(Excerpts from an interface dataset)
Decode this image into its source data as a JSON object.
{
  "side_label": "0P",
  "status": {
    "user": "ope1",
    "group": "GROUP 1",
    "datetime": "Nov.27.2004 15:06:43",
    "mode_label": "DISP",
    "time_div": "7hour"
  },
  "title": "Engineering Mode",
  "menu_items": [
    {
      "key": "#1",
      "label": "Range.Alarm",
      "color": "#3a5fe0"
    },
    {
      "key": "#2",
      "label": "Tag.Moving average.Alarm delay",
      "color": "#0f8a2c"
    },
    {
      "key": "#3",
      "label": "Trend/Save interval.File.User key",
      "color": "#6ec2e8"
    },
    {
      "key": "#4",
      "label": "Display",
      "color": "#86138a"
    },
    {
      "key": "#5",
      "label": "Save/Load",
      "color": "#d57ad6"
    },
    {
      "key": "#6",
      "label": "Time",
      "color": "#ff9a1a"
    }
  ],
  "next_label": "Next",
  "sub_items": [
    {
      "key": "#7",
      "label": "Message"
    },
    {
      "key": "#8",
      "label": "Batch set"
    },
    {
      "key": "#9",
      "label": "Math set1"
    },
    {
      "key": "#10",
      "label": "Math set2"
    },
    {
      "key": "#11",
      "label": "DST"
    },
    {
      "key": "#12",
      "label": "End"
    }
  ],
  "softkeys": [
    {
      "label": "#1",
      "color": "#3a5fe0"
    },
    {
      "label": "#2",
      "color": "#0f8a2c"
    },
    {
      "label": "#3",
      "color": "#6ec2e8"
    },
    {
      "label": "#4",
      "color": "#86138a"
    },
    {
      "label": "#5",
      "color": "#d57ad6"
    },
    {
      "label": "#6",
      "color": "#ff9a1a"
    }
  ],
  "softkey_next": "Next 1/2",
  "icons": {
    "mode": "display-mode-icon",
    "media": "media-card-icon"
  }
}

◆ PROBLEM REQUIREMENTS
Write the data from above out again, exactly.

◆ TASK RESULT
Decode this image into its source data as a JSON object.
{
  "side_label": "0P",
  "status": {
    "user": "ope1",
    "group": "GROUP 1",
    "datetime": "Nov.27.2004 15:06:43",
    "mode_label": "DISP",
    "time_div": "7hour"
  },
  "title": "Engineering Mode",
  "menu_items": [
    {
      "key": "#1",
      "label": "Range.Alarm",
      "color": "#3a5fe0"
    },
    {
      "key": "#2",
      "label": "Tag.Moving average.Alarm delay",
      "color": "#0f8a2c"
    },
    {
      "key": "#3",
      "label": "Trend/Save interval.File.User key",
      "color": "#6ec2e8"
    },
    {
      "key": "#4",
      "label": "Display",
      "color": "#86138a"
    },
    {
      "key": "#5",
      "label": "Save/Load",
      "color": "#d57ad6"
    },
    {
      "key": "#6",
      "label": "Time",
      "color": "#ff9a1a"
    }
  ],
  "next_label": "Next",
  "sub_items": [
    {
      "key": "#7",
      "label": "Message"
    },
    {
      "key": "#8",
      "label": "Batch set"
    },
    {
      "key": "#9",
      "label": "Math set1"
    },
    {
      "key": "#10",
      "label": "Math set2"
    },
    {
      "key": "#11",
      "label": "DST"
    },
    {
      "key": "#12",
      "label": "End"
    }
  ],
  "softkeys": [
    {
      "label": "#1",
      "color": "#3a5fe0"
    },
    {
      "label": "#2",
      "color": "#0f8a2c"
    },
    {
      "label": "#3",
      "color": "#6ec2e8"
    },
    {
      "label": "#4",
      "color": "#86138a"
    },
    {
      "label": "#5",
      "color": "#d57ad6"
    },
    {
      "label": "#6",
      "color": "#ff9a1a"
    }
  ],
  "softkey_next": "Next 1/2",
  "icons": {
    "mode": "display-mode-icon",
    "media": "media-card-icon"
  }
}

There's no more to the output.